“From the perspective of many people, including me, this is another thrift industry growing up around us,’ said Peter Wallison, a resident fellow at the American Enterprise Institute. “If they fail, the government will have to step up and bail them out the way it stepped up and bailed out the thrift industry.”

1999 — Finance professors at the University of Illinois and at Wichita State University report findings on the creditworthiness of minorities consistent with the 1993 Forbes report and the 1996 Federal Reserve study cited earlier:

“[E]verything else being the same, minority applicants are probably less creditworthy, on average, than whites. Therefore, in the absence of fair lending laws, it is likely that minorities would be denied loans more frequently than whites and would pay higher interest rates and fees on approved loans. . . . [F]air-lending laws have the perverse effect of forcing lenders to cross-subsidize minority borrowers from the higher profits they earn on white borrowers. Such cross-subsidization is inherently ‘unfair’ because it works as a tax on one group that is used as a subsidy for another.”


2000 — HUD requires that 50% of the mortgages purchased by Fannie and Freddie should be held by borrowers earning below the median income for their area; 20% should be “special affordable” loans typically held by borrowers earning 60% of an area’s median income. (5)


2004-2007 — Fannie and Freddie accelerate their high-risk lending. Peter J. Wallison (the same Peter Wallison who predicted the current crisis in 1999) and co-author Charles W. Calomiris, explain:

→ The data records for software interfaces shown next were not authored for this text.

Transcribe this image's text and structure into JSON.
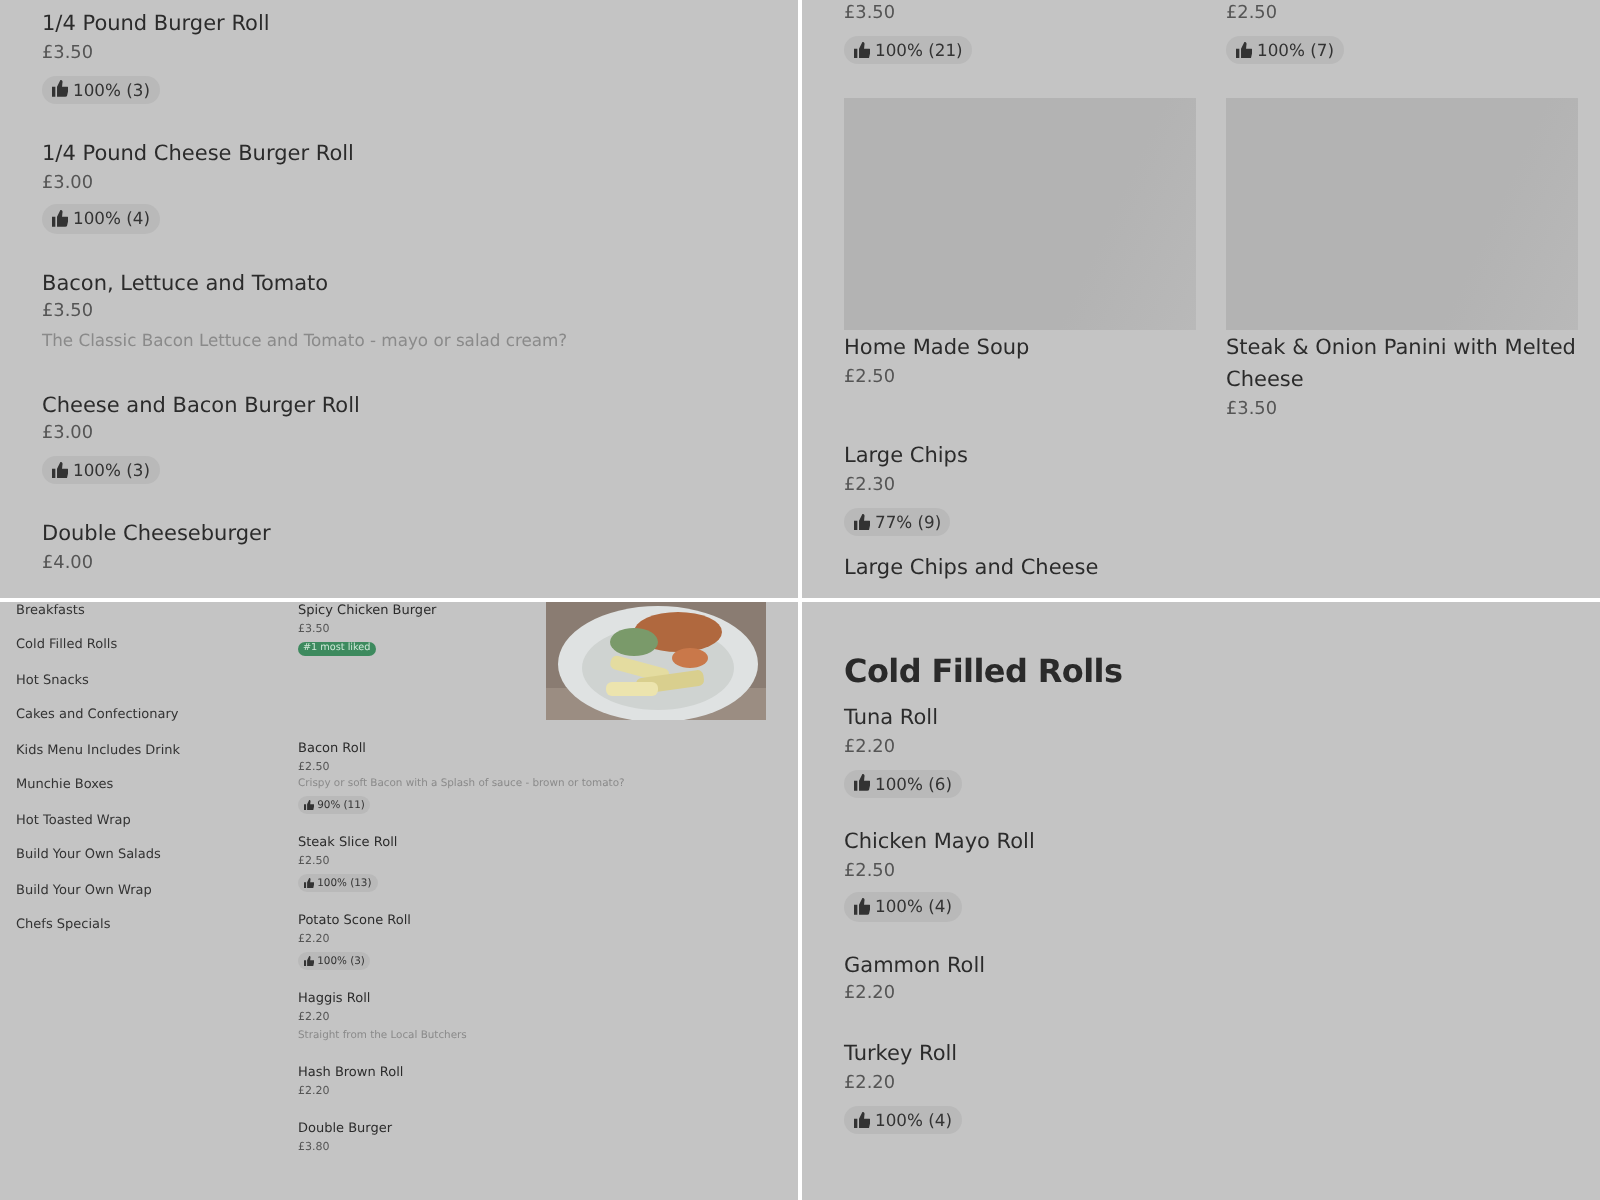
{
  "panels": [
    {
      "kind": "list",
      "items": [
        {
          "name": "1/4 Pound Burger Roll",
          "price": "£3.50",
          "rating": "100% (3)"
        },
        {
          "name": "1/4 Pound Cheese Burger Roll",
          "price": "£3.00",
          "rating": "100% (4)"
        },
        {
          "name": "Bacon, Lettuce and Tomato",
          "price": "£3.50",
          "description": "The Classic Bacon Lettuce and Tomato - mayo or salad cream?"
        },
        {
          "name": "Cheese and Bacon Burger Roll",
          "price": "£3.00",
          "rating": "100% (3)"
        },
        {
          "name": "Double Cheeseburger",
          "price": "£4.00"
        }
      ]
    },
    {
      "kind": "grid",
      "cards": [
        {
          "price": "£3.50",
          "rating": "100% (21)"
        },
        {
          "price": "£2.50",
          "rating": "100% (7)"
        },
        {
          "image": {
            "kind": "placeholder"
          },
          "name": "Home Made Soup",
          "price": "£2.50"
        },
        {
          "image": {
            "kind": "placeholder"
          },
          "name": "Steak & Onion Panini with Melted Cheese",
          "price": "£3.50"
        }
      ],
      "items": [
        {
          "name": "Large Chips",
          "price": "£2.30",
          "rating": "77% (9)"
        },
        {
          "name": "Large Chips and Cheese"
        }
      ]
    },
    {
      "kind": "store",
      "categories": [
        "Breakfasts",
        "Cold Filled Rolls",
        "Hot Snacks",
        "Cakes and Confectionary",
        "Kids Menu Includes Drink",
        "Munchie Boxes",
        "Hot Toasted Wrap",
        "Build Your Own Salads",
        "Build Your Own Wrap",
        "Chefs Specials"
      ],
      "items": [
        {
          "name": "Spicy Chicken Burger",
          "price": "£3.50",
          "badge": "#1 most liked"
        },
        {
          "name": "Bacon Roll",
          "price": "£2.50",
          "description": "Crispy or soft Bacon with a Splash of sauce - brown or tomato?",
          "rating": "90% (11)"
        },
        {
          "name": "Steak Slice Roll",
          "price": "£2.50",
          "rating": "100% (13)"
        },
        {
          "name": "Potato Scone Roll",
          "price": "£2.20",
          "rating": "100% (3)"
        },
        {
          "name": "Haggis Roll",
          "price": "£2.20",
          "description": "Straight from the Local Butchers"
        },
        {
          "name": "Hash Brown Roll",
          "price": "£2.20"
        },
        {
          "name": "Double Burger",
          "price": "£3.80"
        }
      ]
    },
    {
      "kind": "section",
      "heading": "Cold Filled Rolls",
      "items": [
        {
          "name": "Tuna Roll",
          "price": "£2.20",
          "rating": "100% (6)"
        },
        {
          "name": "Chicken Mayo Roll",
          "price": "£2.50",
          "rating": "100% (4)"
        },
        {
          "name": "Gammon Roll",
          "price": "£2.20"
        },
        {
          "name": "Turkey Roll",
          "price": "£2.20",
          "rating": "100% (4)"
        }
      ]
    }
  ]
}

“In order to curry congressional support after their accounting scandals in 2003 and 2004, Fannie Mae and Freddie Mac committed to increased financing of ‘affordable housing.’ They became the largest buyers of subprime and Alt-A mortgages between 2004 and 2007, with total GSE exposure eventually exceeding $1 trillion. In doing so, they . . . substantially magnified the costs of its collapse .”


2005 — HUD requires that 52% of the mortgages purchased by Fannie and Freddie should be held by borrowers earning below the median income for their area; 22% should be “special affordable” loans typically held by borrowers earning 60% of their area’s median income. (5)


What to make of these events, studies, people?

Washington’s effort to “close the white-minority home ownership gap” is a social engineering project with colossal “cost overruns.” The project is akin — in quality of leadership, in denial of reality, in results for intended beneficiaries, in terrible costs imposed on the taxpayers — to our government schooling monopolies’ forty-year obsession with closing the white-minority academic achievement gap.


The subprime mortgage fiasco gives us a chance anew to study an American proclivity, the PC-blinded calamity. The financial meltdown has unique particulars from which much can be learned. But it belongs to a special category of failure that ought to be studied as such. I hope to examine those particulars and that category in a subsequent piece.